Exercise –
Copy the entries exactly. Leave nothing out and add nothing.

──────── Extracted records ────────

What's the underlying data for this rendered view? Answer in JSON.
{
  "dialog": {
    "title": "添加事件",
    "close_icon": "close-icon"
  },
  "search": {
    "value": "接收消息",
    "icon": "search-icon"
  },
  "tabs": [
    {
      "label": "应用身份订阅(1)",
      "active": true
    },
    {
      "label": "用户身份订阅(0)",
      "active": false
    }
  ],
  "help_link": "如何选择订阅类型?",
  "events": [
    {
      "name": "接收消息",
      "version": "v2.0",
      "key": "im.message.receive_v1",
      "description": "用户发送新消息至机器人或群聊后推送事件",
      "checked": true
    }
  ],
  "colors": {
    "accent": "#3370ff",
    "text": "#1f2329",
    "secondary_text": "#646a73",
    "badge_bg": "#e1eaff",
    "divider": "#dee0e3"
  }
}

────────

Expected answer –
What's the underlying data for this rendered view? Answer in JSON.
{
  "dialog": {
    "title": "添加事件",
    "close_icon": "close-icon"
  },
  "search": {
    "value": "接收消息",
    "icon": "search-icon"
  },
  "tabs": [
    {
      "label": "应用身份订阅(1)",
      "active": true
    },
    {
      "label": "用户身份订阅(0)",
      "active": false
    }
  ],
  "help_link": "如何选择订阅类型?",
  "events": [
    {
      "name": "接收消息",
      "version": "v2.0",
      "key": "im.message.receive_v1",
      "description": "用户发送新消息至机器人或群聊后推送事件",
      "checked": true
    }
  ],
  "colors": {
    "accent": "#3370ff",
    "text": "#1f2329",
    "secondary_text": "#646a73",
    "badge_bg": "#e1eaff",
    "divider": "#dee0e3"
  }
}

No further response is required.